Records to use ->
___

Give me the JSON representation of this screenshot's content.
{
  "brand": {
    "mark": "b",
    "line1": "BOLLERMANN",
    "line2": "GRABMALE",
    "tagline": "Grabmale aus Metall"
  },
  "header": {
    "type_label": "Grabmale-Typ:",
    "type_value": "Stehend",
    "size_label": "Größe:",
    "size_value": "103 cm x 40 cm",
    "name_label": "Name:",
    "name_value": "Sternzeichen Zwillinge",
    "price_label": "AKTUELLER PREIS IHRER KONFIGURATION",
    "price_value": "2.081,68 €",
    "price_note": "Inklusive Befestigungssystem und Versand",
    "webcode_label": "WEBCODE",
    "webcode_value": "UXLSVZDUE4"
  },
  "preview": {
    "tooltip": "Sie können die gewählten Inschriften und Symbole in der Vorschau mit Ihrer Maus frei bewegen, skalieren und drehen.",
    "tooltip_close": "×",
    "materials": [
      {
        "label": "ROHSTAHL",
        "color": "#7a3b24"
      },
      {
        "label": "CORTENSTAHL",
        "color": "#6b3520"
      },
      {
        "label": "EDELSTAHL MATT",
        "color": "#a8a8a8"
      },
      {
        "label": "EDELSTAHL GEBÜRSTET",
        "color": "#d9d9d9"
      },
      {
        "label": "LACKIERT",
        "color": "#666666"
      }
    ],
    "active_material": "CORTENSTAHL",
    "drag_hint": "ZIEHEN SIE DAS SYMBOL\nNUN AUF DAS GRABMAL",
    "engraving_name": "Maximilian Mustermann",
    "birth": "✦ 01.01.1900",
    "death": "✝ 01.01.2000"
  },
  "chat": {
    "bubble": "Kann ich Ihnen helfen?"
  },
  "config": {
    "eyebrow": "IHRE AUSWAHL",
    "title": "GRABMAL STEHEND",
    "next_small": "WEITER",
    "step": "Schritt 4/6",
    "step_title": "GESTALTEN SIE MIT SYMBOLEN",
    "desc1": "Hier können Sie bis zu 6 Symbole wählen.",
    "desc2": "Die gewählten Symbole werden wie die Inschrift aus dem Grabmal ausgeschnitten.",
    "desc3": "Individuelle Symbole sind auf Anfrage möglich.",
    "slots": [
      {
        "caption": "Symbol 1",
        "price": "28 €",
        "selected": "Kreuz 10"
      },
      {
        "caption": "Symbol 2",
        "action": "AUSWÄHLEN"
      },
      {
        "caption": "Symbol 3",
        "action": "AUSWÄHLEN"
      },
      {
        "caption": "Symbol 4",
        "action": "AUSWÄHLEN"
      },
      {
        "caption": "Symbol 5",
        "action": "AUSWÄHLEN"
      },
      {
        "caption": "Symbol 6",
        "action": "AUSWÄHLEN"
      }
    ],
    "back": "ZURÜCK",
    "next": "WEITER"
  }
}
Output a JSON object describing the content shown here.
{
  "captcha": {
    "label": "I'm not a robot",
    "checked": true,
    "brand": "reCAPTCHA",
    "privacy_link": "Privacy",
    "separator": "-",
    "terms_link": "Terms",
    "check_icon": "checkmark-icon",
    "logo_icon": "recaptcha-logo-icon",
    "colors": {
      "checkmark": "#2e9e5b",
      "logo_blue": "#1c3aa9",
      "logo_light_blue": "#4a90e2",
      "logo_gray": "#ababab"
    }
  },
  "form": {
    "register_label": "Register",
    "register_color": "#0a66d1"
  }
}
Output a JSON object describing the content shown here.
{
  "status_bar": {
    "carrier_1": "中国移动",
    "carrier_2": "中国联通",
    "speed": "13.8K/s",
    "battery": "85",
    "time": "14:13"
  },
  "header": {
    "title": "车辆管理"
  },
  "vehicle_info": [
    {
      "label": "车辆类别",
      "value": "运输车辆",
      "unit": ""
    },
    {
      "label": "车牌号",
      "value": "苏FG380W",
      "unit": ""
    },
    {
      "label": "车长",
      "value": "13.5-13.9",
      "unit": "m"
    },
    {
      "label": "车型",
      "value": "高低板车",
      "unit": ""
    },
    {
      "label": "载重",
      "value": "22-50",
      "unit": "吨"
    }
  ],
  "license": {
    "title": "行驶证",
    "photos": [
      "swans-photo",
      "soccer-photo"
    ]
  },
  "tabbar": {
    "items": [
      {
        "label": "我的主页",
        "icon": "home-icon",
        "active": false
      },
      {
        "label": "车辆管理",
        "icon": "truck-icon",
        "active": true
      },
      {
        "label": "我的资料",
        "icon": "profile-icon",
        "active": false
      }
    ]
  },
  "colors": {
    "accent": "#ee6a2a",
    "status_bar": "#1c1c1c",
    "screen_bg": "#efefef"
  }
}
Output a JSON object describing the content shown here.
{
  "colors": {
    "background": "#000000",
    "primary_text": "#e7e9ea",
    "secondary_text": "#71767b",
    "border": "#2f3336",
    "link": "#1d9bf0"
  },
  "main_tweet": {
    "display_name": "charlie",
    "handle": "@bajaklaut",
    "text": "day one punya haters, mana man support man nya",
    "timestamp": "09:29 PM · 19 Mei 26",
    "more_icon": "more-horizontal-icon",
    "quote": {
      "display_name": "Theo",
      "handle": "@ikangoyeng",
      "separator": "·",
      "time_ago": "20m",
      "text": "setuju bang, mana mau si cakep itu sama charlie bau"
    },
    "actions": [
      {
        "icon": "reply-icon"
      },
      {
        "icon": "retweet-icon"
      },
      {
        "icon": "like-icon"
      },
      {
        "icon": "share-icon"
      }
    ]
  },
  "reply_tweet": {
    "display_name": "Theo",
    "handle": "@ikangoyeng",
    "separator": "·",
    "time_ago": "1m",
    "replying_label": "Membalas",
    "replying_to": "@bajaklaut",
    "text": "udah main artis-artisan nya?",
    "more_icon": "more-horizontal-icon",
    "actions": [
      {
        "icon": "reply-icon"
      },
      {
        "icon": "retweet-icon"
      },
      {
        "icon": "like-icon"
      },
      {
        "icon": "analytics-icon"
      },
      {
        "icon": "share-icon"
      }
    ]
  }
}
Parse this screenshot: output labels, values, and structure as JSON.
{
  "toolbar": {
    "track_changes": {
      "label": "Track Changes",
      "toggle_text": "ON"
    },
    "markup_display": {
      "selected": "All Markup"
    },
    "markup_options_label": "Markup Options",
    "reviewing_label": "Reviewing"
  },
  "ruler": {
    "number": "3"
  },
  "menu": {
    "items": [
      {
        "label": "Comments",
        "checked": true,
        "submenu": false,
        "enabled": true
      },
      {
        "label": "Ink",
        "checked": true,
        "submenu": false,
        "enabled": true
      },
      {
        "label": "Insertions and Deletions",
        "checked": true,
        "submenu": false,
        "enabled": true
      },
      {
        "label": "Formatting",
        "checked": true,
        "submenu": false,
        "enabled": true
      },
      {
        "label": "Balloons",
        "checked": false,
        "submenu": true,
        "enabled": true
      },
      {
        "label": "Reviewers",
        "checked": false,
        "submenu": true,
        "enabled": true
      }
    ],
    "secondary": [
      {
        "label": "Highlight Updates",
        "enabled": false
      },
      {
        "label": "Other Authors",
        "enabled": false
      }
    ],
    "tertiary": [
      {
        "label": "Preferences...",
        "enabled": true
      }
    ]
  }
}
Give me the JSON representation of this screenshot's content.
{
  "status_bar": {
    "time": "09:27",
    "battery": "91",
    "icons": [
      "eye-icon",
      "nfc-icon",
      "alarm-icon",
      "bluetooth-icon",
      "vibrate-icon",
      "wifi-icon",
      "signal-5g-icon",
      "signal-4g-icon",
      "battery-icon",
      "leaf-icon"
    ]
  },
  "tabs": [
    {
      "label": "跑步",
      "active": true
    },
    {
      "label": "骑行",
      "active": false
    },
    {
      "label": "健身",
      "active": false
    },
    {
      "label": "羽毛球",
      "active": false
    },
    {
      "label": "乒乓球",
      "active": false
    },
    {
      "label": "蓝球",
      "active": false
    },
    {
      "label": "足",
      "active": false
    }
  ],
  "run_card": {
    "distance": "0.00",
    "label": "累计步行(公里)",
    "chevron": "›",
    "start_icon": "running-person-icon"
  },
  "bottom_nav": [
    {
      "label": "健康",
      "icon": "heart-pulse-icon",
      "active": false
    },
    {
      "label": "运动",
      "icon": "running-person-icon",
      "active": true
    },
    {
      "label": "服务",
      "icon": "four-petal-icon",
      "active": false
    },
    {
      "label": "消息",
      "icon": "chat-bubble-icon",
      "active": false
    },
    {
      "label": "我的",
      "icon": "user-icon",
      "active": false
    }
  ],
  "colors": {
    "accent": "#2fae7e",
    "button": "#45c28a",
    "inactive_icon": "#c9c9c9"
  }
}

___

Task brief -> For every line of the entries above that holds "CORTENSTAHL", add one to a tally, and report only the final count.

Task result -> 2